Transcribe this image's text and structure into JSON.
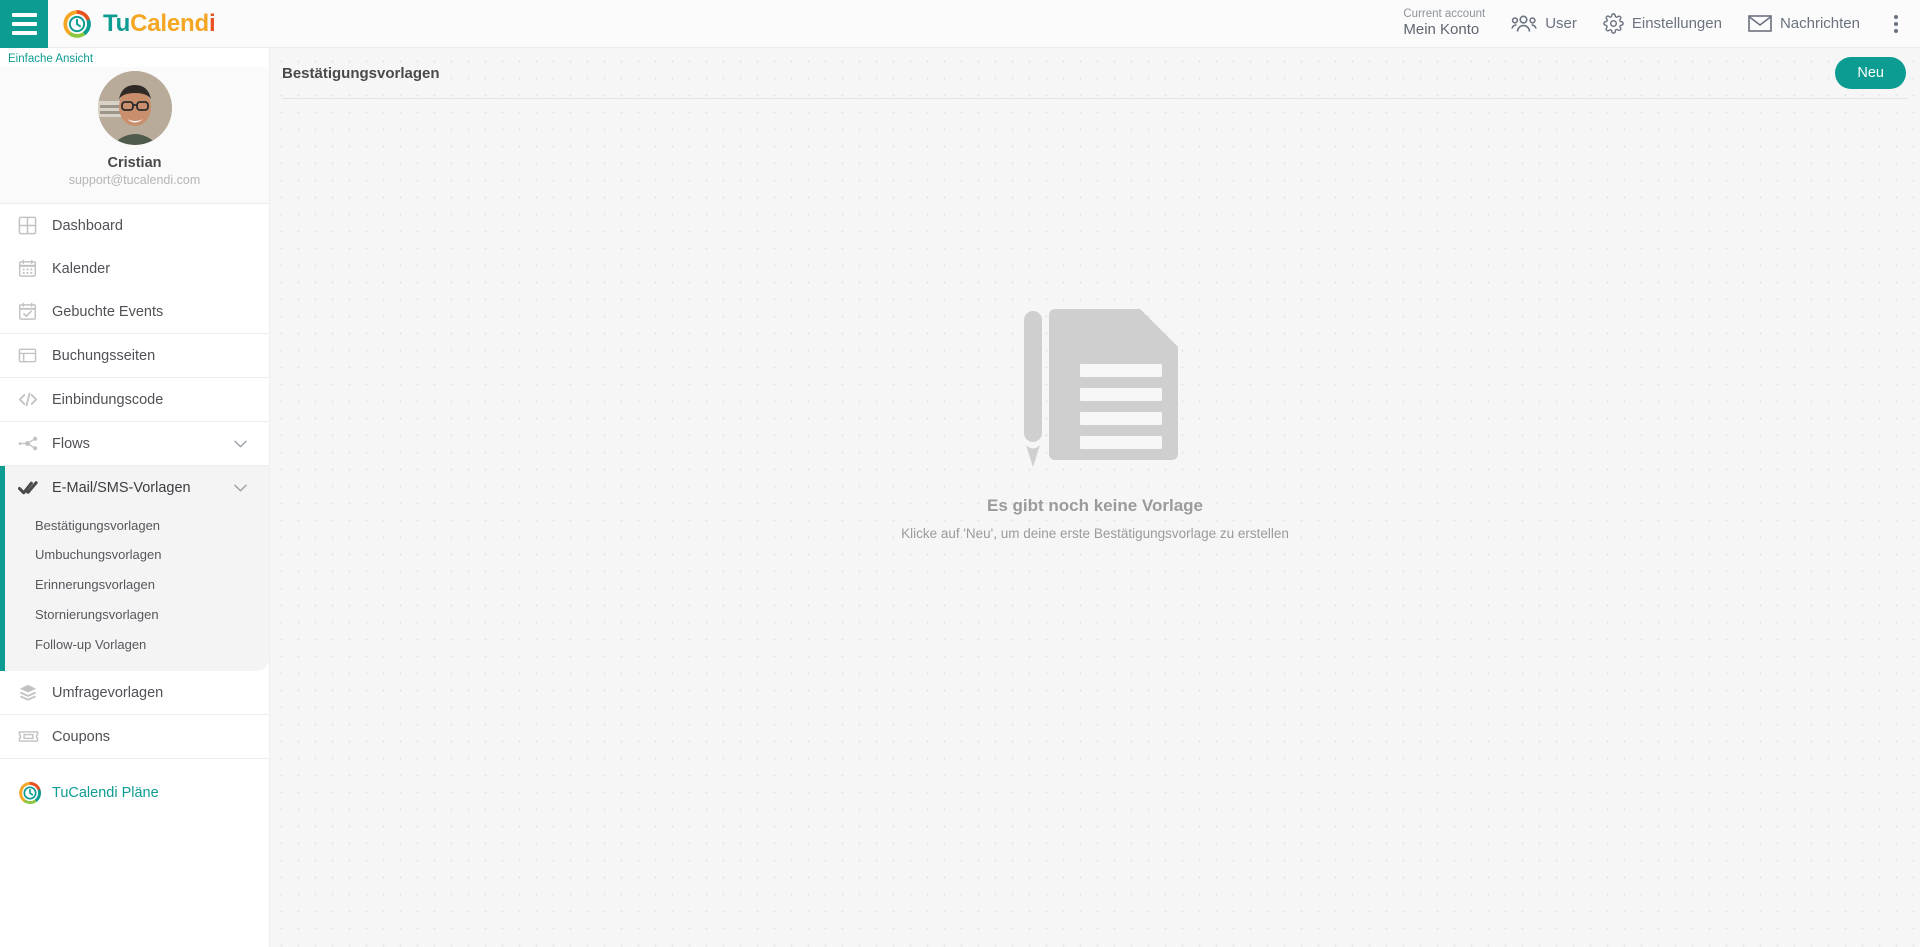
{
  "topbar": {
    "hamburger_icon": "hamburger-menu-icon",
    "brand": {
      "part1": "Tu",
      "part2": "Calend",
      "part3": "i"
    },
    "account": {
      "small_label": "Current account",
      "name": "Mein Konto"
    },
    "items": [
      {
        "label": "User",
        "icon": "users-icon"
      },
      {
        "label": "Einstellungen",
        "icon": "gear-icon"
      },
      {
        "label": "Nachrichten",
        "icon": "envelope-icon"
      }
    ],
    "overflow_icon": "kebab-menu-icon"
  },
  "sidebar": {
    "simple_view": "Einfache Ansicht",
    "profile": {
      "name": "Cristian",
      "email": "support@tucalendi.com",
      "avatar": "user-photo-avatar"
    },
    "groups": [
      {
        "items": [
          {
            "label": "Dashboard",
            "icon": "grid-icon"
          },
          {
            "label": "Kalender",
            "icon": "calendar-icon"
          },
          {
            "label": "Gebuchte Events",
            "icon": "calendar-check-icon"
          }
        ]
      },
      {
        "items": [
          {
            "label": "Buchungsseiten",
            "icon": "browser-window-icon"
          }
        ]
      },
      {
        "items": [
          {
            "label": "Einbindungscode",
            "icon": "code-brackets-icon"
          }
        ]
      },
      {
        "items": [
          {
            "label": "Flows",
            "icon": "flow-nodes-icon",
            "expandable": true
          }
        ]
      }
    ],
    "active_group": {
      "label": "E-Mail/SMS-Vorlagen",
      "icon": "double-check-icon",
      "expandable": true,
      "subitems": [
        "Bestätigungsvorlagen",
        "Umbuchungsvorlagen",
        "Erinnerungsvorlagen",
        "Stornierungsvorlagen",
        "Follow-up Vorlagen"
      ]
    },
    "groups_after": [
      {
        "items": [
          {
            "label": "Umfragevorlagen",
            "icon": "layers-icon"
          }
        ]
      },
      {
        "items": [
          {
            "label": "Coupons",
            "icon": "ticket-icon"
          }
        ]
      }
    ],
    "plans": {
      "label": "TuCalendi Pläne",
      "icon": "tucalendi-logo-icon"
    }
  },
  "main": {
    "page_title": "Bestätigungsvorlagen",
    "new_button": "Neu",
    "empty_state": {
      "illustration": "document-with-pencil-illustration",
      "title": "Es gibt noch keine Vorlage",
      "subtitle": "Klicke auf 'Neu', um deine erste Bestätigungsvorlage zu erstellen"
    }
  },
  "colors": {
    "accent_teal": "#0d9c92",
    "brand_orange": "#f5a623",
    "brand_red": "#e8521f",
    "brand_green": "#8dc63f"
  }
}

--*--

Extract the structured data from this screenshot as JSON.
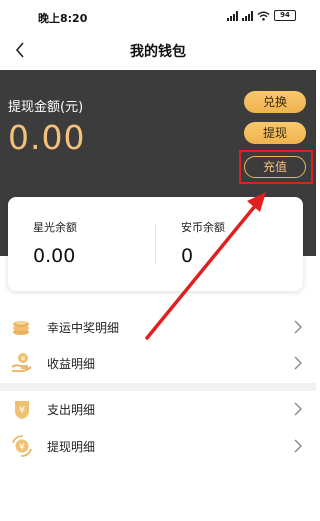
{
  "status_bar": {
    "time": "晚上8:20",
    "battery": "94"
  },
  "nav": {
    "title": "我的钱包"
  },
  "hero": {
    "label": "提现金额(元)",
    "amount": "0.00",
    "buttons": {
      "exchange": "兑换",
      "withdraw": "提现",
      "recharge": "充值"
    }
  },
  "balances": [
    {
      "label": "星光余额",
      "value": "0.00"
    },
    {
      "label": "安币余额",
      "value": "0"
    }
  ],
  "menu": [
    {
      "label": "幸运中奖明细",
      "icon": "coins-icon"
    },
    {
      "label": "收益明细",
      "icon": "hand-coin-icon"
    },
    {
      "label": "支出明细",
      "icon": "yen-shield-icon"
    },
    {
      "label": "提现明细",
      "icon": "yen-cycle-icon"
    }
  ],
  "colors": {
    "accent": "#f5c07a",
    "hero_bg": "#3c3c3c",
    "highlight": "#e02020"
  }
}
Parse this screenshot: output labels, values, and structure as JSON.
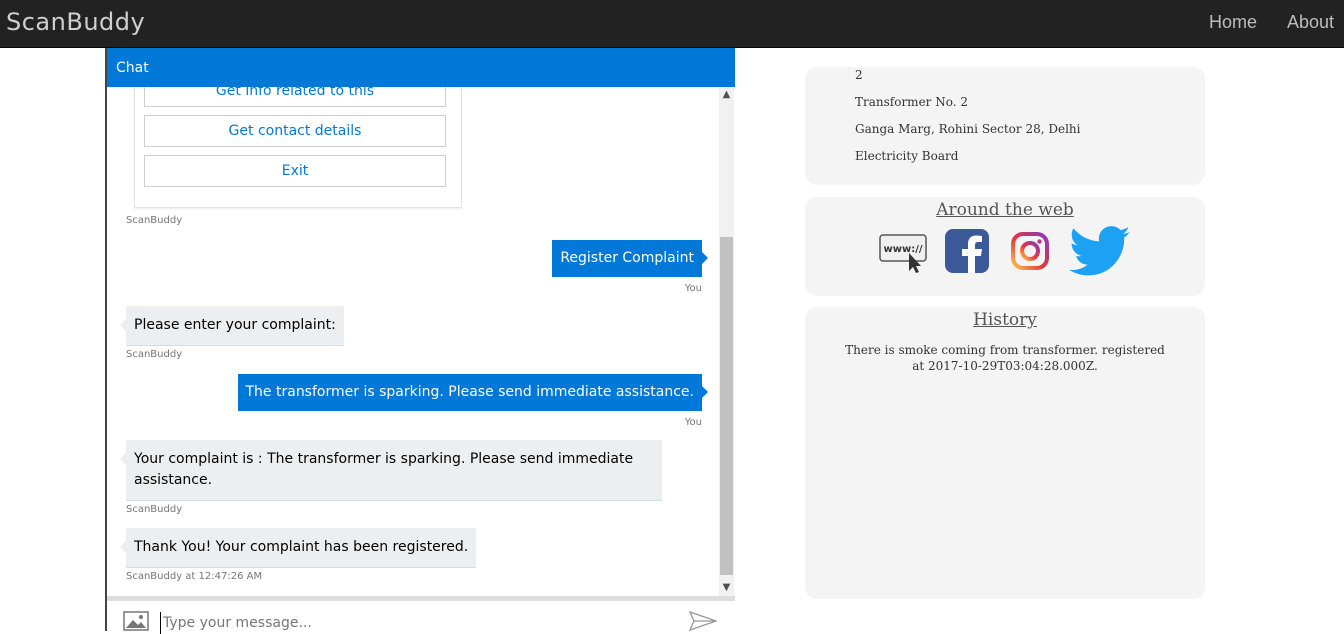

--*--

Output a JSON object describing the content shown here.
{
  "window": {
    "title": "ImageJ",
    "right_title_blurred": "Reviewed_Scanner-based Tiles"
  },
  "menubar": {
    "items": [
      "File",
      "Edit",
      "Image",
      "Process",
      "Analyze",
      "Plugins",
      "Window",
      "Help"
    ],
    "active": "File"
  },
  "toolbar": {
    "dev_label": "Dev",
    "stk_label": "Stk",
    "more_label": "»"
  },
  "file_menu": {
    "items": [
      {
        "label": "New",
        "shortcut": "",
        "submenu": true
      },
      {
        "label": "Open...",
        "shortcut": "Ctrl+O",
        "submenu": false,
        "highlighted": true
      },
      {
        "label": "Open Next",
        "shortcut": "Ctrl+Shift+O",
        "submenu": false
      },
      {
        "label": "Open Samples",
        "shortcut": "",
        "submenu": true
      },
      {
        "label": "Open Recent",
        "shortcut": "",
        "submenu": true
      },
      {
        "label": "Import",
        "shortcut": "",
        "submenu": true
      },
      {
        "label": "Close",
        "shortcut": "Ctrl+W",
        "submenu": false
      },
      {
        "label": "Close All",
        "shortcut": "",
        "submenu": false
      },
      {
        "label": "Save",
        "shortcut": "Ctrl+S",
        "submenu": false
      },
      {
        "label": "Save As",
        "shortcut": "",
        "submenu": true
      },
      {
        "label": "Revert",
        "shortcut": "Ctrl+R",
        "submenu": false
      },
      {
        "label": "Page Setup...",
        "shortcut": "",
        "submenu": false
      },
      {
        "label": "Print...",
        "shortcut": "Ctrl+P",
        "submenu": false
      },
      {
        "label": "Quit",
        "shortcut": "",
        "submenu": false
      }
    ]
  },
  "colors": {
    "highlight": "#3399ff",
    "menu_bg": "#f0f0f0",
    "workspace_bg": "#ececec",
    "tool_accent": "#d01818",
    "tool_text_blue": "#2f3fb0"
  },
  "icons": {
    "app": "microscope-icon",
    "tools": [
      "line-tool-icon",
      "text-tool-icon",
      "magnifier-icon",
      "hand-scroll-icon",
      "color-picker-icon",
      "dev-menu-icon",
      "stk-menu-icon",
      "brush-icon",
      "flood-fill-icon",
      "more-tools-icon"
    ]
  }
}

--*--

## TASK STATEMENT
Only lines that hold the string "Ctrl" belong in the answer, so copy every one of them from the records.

## RESULT FOR THIS TASK
        "shortcut": "Ctrl+O",
        "shortcut": "Ctrl+Shift+O",
        "shortcut": "Ctrl+W",
        "shortcut": "Ctrl+S",
        "shortcut": "Ctrl+R",
        "shortcut": "Ctrl+P",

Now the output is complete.